**Required work:**
Scan the entries below for the word "JSON". Copy each line that has it.

**Information supplied:**

::::

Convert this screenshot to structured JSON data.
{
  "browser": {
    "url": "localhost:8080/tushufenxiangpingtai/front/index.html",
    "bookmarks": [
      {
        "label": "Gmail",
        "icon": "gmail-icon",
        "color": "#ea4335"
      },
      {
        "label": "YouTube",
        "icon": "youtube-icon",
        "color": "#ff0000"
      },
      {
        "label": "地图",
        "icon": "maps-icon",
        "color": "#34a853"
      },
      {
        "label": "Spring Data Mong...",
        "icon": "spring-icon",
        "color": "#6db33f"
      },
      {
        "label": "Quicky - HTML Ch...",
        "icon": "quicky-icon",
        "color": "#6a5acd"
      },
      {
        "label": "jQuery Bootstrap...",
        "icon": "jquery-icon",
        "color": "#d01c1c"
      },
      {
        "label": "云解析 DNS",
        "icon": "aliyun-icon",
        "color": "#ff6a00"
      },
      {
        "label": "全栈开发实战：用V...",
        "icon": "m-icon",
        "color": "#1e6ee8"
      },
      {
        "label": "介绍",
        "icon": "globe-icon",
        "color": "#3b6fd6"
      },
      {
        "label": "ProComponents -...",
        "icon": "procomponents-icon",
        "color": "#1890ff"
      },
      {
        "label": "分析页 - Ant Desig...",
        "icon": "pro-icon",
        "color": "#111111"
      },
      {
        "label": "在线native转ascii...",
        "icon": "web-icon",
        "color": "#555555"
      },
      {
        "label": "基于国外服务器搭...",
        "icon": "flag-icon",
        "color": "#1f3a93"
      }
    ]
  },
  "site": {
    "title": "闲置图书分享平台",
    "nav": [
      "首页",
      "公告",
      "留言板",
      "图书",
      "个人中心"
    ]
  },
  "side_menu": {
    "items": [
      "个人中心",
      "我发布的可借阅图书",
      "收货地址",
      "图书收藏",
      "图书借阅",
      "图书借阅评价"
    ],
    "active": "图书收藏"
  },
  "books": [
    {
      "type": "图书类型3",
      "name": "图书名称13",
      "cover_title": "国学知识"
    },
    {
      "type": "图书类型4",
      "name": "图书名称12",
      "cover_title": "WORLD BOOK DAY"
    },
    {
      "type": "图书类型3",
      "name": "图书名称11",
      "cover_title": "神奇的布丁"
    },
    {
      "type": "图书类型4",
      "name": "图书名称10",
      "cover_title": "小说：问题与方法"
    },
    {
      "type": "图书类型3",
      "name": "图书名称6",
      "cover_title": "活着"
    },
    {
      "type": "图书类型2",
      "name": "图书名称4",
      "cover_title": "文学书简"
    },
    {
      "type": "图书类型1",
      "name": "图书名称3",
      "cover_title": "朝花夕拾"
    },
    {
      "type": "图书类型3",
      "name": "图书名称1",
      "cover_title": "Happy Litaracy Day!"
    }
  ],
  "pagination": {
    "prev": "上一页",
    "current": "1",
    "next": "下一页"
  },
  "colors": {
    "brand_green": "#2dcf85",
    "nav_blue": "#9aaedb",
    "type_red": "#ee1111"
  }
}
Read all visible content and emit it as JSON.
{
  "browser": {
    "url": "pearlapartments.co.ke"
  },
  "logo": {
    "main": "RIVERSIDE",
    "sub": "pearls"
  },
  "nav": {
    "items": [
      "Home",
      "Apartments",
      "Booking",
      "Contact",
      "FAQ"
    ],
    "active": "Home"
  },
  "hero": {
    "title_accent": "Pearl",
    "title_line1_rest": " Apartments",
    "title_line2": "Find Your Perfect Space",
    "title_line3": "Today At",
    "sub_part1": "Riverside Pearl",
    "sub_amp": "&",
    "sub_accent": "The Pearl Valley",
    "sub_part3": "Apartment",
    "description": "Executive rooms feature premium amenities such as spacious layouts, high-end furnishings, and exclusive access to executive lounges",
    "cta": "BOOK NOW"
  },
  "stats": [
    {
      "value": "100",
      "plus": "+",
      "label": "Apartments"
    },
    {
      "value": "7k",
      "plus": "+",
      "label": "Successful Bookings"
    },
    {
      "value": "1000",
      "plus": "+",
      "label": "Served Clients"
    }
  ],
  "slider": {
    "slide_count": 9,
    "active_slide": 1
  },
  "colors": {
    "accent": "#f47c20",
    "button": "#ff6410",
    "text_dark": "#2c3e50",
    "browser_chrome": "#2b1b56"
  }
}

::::

**Answer to this exercise:**
Convert this screenshot to structured JSON data.
Read all visible content and emit it as JSON.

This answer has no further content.